The Future of Fashion!?
Business meetings, virtual happy hours… and fashion shows?
The COVID-19 pandemic, a world-altering global phenomenon, has accelerated some of the truths about the future that were already presenting themselves. Working from home had become more common in the past few years as workers and companies realized there were financial and emotional benefits to WFH. Major companies, including Twitter, Google, Square, and Shopify, are now ‘digital companies,’ offering their employees permanent work from home status. The future of work now looks like the welcome screen to a Zoom meeting.
What about in the world of fashion? Just as COVID-19 has changed work and our personal lives, it has brought the world of fashion into a new future. We are now in a truly digital and virtual future, and perhaps a future in which the fashion industry is incentivized or even forced to take steps towards sustainability, access, and a whole new calendar.

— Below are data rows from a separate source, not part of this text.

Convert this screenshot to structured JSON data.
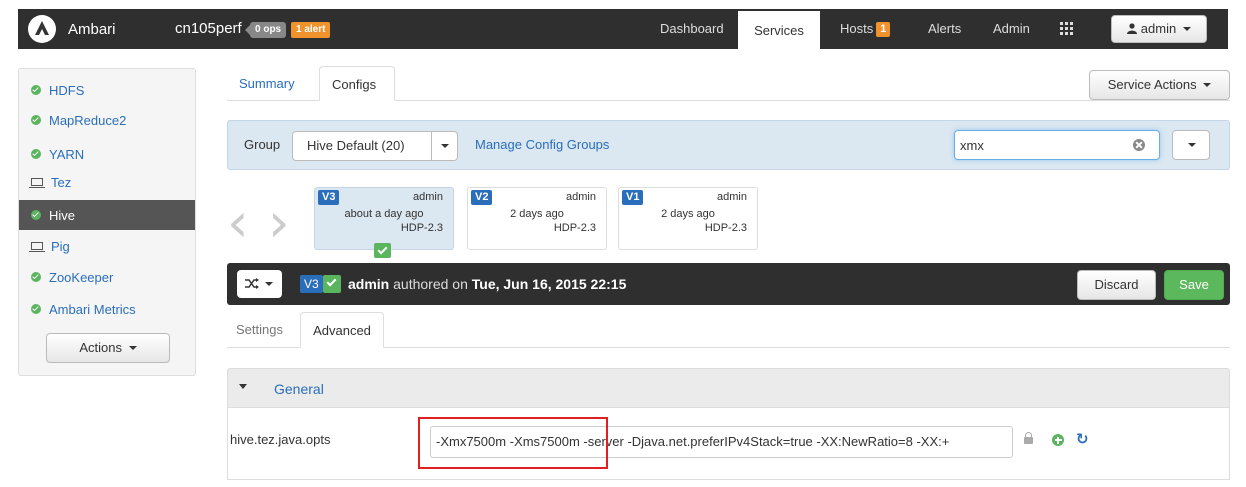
{
  "navbar": {
    "brand": "Ambari",
    "cluster": "cn105perf",
    "ops_badge": "0 ops",
    "alert_badge": "1 alert",
    "links": {
      "dashboard": "Dashboard",
      "services": "Services",
      "hosts": "Hosts",
      "alerts": "Alerts",
      "admin": "Admin"
    },
    "hosts_count": "1",
    "user_menu": "admin"
  },
  "sidebar": {
    "services": [
      {
        "label": "HDFS",
        "status": "ok"
      },
      {
        "label": "MapReduce2",
        "status": "ok"
      },
      {
        "label": "YARN",
        "status": "ok"
      },
      {
        "label": "Tez",
        "status": "client"
      },
      {
        "label": "Hive",
        "status": "ok",
        "active": true
      },
      {
        "label": "Pig",
        "status": "client"
      },
      {
        "label": "ZooKeeper",
        "status": "ok"
      },
      {
        "label": "Ambari Metrics",
        "status": "ok"
      }
    ],
    "actions_label": "Actions"
  },
  "tabs": {
    "summary": "Summary",
    "configs": "Configs"
  },
  "service_actions": "Service Actions",
  "group_bar": {
    "label": "Group",
    "selected": "Hive Default (20)",
    "manage_link": "Manage Config Groups",
    "search_value": "xmx"
  },
  "versions": [
    {
      "tag": "V3",
      "author": "admin",
      "time": "about a day ago",
      "stack": "HDP-2.3",
      "current": true
    },
    {
      "tag": "V2",
      "author": "admin",
      "time": "2 days ago",
      "stack": "HDP-2.3"
    },
    {
      "tag": "V1",
      "author": "admin",
      "time": "2 days ago",
      "stack": "HDP-2.3"
    }
  ],
  "version_bar": {
    "tag": "V3",
    "author": "admin",
    "authored_on": "authored on",
    "date": "Tue, Jun 16, 2015 22:15",
    "discard": "Discard",
    "save": "Save"
  },
  "subtabs": {
    "settings": "Settings",
    "advanced": "Advanced"
  },
  "section": {
    "title": "General",
    "property_name": "hive.tez.java.opts",
    "property_value": "-Xmx7500m -Xms7500m -server -Djava.net.preferIPv4Stack=true -XX:NewRatio=8 -XX:+"
  },
  "colors": {
    "navbar": "#2f2f2f",
    "accent": "#2a6ebb",
    "ok": "#5ab55e",
    "badge": "#f0932d",
    "highlight": "#e02020"
  }
}
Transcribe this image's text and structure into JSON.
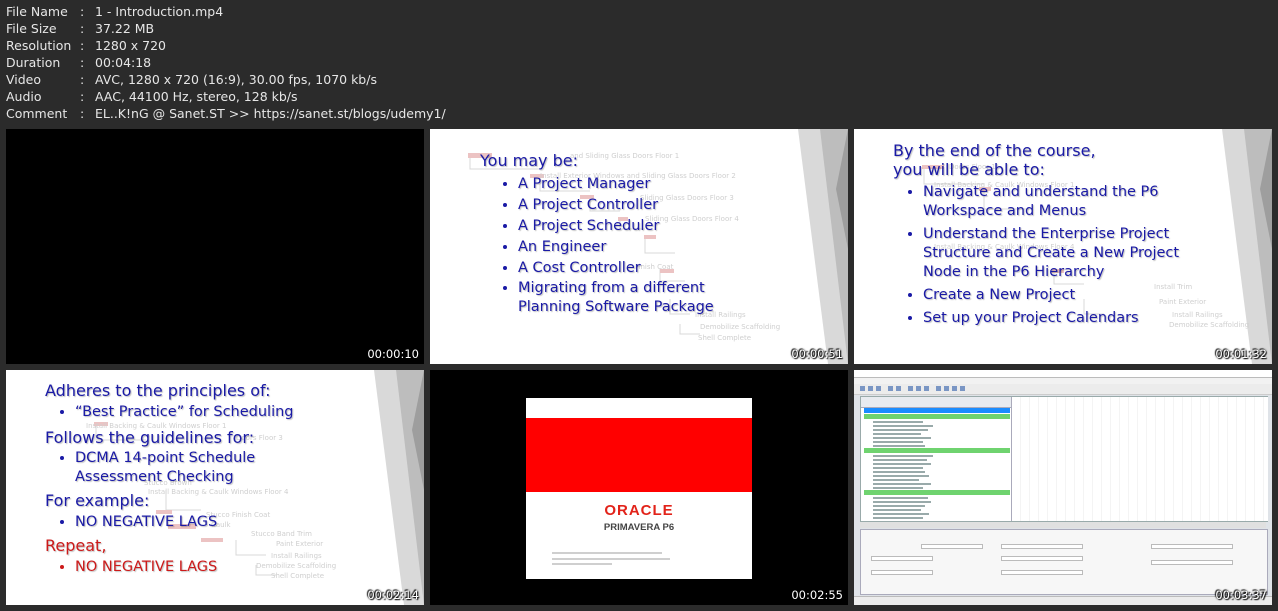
{
  "meta": [
    {
      "key": "File Name",
      "value": "1 - Introduction.mp4"
    },
    {
      "key": "File Size",
      "value": "37.22 MB"
    },
    {
      "key": "Resolution",
      "value": "1280 x 720"
    },
    {
      "key": "Duration",
      "value": "00:04:18"
    },
    {
      "key": "Video",
      "value": "AVC, 1280 x 720 (16:9), 30.00 fps, 1070 kb/s"
    },
    {
      "key": "Audio",
      "value": "AAC, 44100 Hz, stereo, 128 kb/s"
    },
    {
      "key": "Comment",
      "value": "EL..K!nG @ Sanet.ST >> https://sanet.st/blogs/udemy1/"
    }
  ],
  "thumbs": {
    "t1": {
      "time": "00:00:10"
    },
    "t2": {
      "time": "00:00:51",
      "heading": "You may be:",
      "items": [
        "A Project Manager",
        "A Project Controller",
        "A Project Scheduler",
        "An Engineer",
        "A Cost Controller",
        "Migrating from a different Planning Software Package"
      ]
    },
    "t3": {
      "time": "00:01:32",
      "heading1": "By the end of the course,",
      "heading2": "you will be able to:",
      "items": [
        "Navigate and understand the P6 Workspace and Menus",
        "Understand the Enterprise Project Structure and Create a New Project Node in the P6 Hierarchy",
        "Create a New Project",
        "Set up your Project Calendars"
      ]
    },
    "t4": {
      "time": "00:02:14",
      "h1": "Adheres to the principles of:",
      "i1": "“Best Practice” for Scheduling",
      "h2": "Follows the guidelines for:",
      "i2": "DCMA 14-point Schedule Assessment Checking",
      "h3": "For example:",
      "i3": "NO NEGATIVE LAGS",
      "h4": "Repeat,",
      "i4": "NO NEGATIVE LAGS"
    },
    "t5": {
      "time": "00:02:55",
      "logo": "ORACLE",
      "product": "PRIMAVERA P6"
    },
    "t6": {
      "time": "00:03:37"
    }
  },
  "colors": {
    "slide_text": "#1a1aa6",
    "repeat_red": "#cc1a1a",
    "oracle_red": "#ff0000"
  }
}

Take fashion week. In a 2019 article, the Business of Fashion (BOF) explained that during a few days of London fashion week, with more than 54 runway shows, tens of thousands of miles of cars driven around the city, hundreds of visitors flew in from around the world, and massive amounts of waste were produced, including hundreds of thousands of tons of CO2 emissions. All to show the new season of clothes to a select group of designers, tastemakers, buyers and influencers.
But just this month, a new, 2020 version of fashion week was rolled out: YouTube videos, online runways, Instagram live feeds. From Dior, miniature clothes: Maria Grazia Chiuri produced clothes scaled down for dolls, presented in a magical fairytale video available online for anyone to see. Suddenly, the world of high fashion has become accessible and available to anyone around the world with a device and a robust wifi signal.
Beyond the world of haute couture, COVID has forced to the fore economic consequences and environmental realities that have helped us to press pause on ‘fast’ and ‘mass’ fashion. While companies that are mission-driven and provide great value, like Loop, continue to succeed as consumers’ interest in sustainable brands goes up, this massive global moment creates a rupture for businesses built on over-consumption.
Leaders in the industry are optimistic that this moment, as with all moments of crisis, holds possibility for a better future. Achim Berg, expert on global fashion, explains that COVID-19 “gives us an opportunity to redesign the industry’s value chain and to focus on the values by which we measure our actions.”
In all likelihood, just as our lives at work, or at home, will likely never look quite the same, the business of fashion won’t either. Alessandro Michele, the creative director of Gucci has already committed to a new model for Gucci; one in which the constant cycle of fashion shows is replaced by a more thoughtful schedule with more room for creativity. The Council of Fashion Designers of America (CFDA) and others have also published letters advocating for only two shows a year, and fashion business groups are pushing for a ‘rewiring of fashion.’ The potential for change is massive, and the upside for the environment even more so.
If the cultural reset provided by COVID can mean more access, less waste, and a transition to a more values driven and thoughtful model of production and consumption in the fashion industry, this is a silver lining we should all be excited about.